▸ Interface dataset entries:
>>>
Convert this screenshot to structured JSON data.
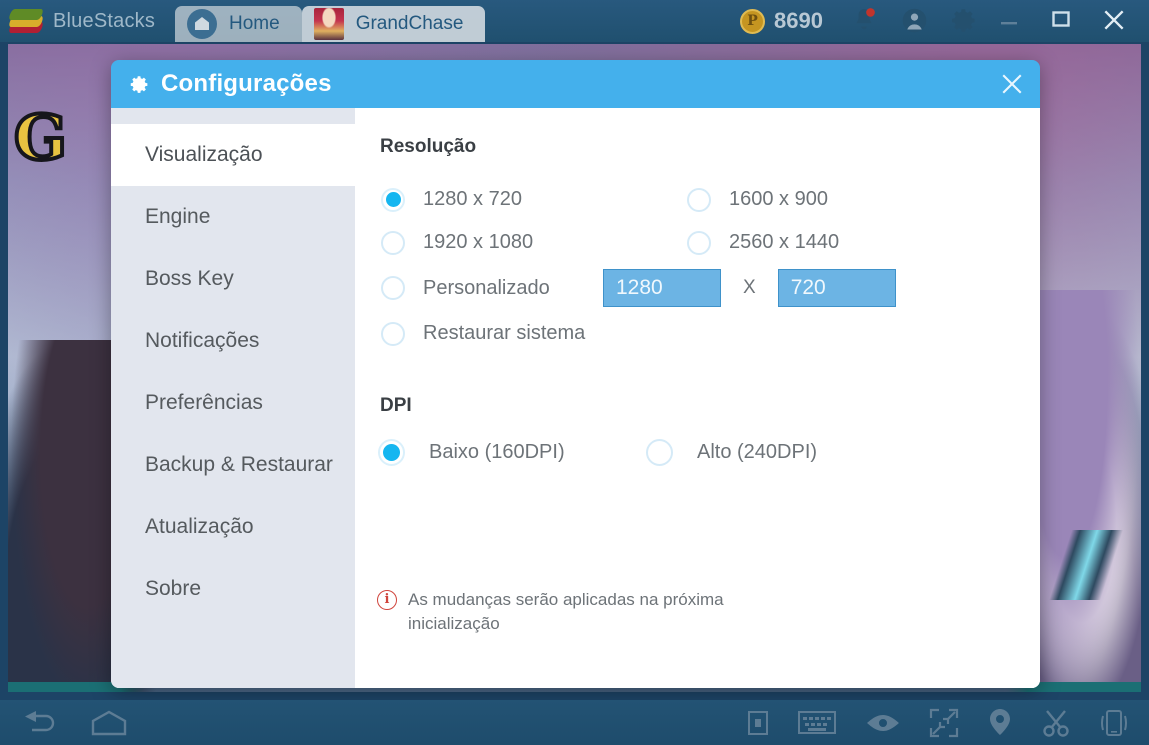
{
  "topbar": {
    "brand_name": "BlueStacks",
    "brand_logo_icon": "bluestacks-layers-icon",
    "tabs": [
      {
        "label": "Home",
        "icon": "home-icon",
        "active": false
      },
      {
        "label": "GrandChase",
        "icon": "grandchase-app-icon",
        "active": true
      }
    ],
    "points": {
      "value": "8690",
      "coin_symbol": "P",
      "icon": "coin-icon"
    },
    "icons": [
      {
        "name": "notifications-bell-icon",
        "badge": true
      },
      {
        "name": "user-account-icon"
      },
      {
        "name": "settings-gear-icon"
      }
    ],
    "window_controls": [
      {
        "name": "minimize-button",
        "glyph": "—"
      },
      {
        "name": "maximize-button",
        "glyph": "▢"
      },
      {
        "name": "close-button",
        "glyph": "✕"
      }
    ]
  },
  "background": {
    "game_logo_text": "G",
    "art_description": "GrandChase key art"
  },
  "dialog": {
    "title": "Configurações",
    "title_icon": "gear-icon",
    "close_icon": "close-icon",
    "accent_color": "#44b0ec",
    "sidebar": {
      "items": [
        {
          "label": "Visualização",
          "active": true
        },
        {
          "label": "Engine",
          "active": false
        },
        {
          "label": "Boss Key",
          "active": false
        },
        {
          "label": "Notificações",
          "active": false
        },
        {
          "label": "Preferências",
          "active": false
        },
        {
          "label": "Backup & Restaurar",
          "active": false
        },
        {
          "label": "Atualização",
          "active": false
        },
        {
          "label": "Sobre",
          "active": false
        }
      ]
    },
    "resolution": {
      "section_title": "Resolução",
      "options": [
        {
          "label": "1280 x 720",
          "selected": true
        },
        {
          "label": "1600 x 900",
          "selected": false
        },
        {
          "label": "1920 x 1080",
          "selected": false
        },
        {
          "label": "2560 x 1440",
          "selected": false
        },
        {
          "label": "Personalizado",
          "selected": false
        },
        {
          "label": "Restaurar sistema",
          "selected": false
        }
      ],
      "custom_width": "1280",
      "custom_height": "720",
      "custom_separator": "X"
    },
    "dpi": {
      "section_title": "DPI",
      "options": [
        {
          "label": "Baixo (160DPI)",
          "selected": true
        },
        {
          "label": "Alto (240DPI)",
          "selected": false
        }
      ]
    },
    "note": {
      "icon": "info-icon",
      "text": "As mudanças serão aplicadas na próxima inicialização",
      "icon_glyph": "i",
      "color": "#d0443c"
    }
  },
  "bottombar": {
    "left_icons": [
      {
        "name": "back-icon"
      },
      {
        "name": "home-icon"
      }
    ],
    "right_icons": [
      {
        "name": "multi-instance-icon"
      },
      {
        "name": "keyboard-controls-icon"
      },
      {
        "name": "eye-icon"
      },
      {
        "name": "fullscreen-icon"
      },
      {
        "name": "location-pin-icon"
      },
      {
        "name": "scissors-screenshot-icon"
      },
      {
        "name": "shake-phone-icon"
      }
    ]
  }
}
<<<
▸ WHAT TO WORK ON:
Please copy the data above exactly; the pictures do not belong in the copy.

▸ TASK RESULT:
Convert this screenshot to structured JSON data.
{
  "topbar": {
    "brand_name": "BlueStacks",
    "brand_logo_icon": "bluestacks-layers-icon",
    "tabs": [
      {
        "label": "Home",
        "icon": "home-icon",
        "active": false
      },
      {
        "label": "GrandChase",
        "icon": "grandchase-app-icon",
        "active": true
      }
    ],
    "points": {
      "value": "8690",
      "coin_symbol": "P",
      "icon": "coin-icon"
    },
    "icons": [
      {
        "name": "notifications-bell-icon",
        "badge": true
      },
      {
        "name": "user-account-icon"
      },
      {
        "name": "settings-gear-icon"
      }
    ],
    "window_controls": [
      {
        "name": "minimize-button",
        "glyph": "—"
      },
      {
        "name": "maximize-button",
        "glyph": "▢"
      },
      {
        "name": "close-button",
        "glyph": "✕"
      }
    ]
  },
  "background": {
    "game_logo_text": "G",
    "art_description": "GrandChase key art"
  },
  "dialog": {
    "title": "Configurações",
    "title_icon": "gear-icon",
    "close_icon": "close-icon",
    "accent_color": "#44b0ec",
    "sidebar": {
      "items": [
        {
          "label": "Visualização",
          "active": true
        },
        {
          "label": "Engine",
          "active": false
        },
        {
          "label": "Boss Key",
          "active": false
        },
        {
          "label": "Notificações",
          "active": false
        },
        {
          "label": "Preferências",
          "active": false
        },
        {
          "label": "Backup & Restaurar",
          "active": false
        },
        {
          "label": "Atualização",
          "active": false
        },
        {
          "label": "Sobre",
          "active": false
        }
      ]
    },
    "resolution": {
      "section_title": "Resolução",
      "options": [
        {
          "label": "1280 x 720",
          "selected": true
        },
        {
          "label": "1600 x 900",
          "selected": false
        },
        {
          "label": "1920 x 1080",
          "selected": false
        },
        {
          "label": "2560 x 1440",
          "selected": false
        },
        {
          "label": "Personalizado",
          "selected": false
        },
        {
          "label": "Restaurar sistema",
          "selected": false
        }
      ],
      "custom_width": "1280",
      "custom_height": "720",
      "custom_separator": "X"
    },
    "dpi": {
      "section_title": "DPI",
      "options": [
        {
          "label": "Baixo (160DPI)",
          "selected": true
        },
        {
          "label": "Alto (240DPI)",
          "selected": false
        }
      ]
    },
    "note": {
      "icon": "info-icon",
      "text": "As mudanças serão aplicadas na próxima inicialização",
      "icon_glyph": "i",
      "color": "#d0443c"
    }
  },
  "bottombar": {
    "left_icons": [
      {
        "name": "back-icon"
      },
      {
        "name": "home-icon"
      }
    ],
    "right_icons": [
      {
        "name": "multi-instance-icon"
      },
      {
        "name": "keyboard-controls-icon"
      },
      {
        "name": "eye-icon"
      },
      {
        "name": "fullscreen-icon"
      },
      {
        "name": "location-pin-icon"
      },
      {
        "name": "scissors-screenshot-icon"
      },
      {
        "name": "shake-phone-icon"
      }
    ]
  }
}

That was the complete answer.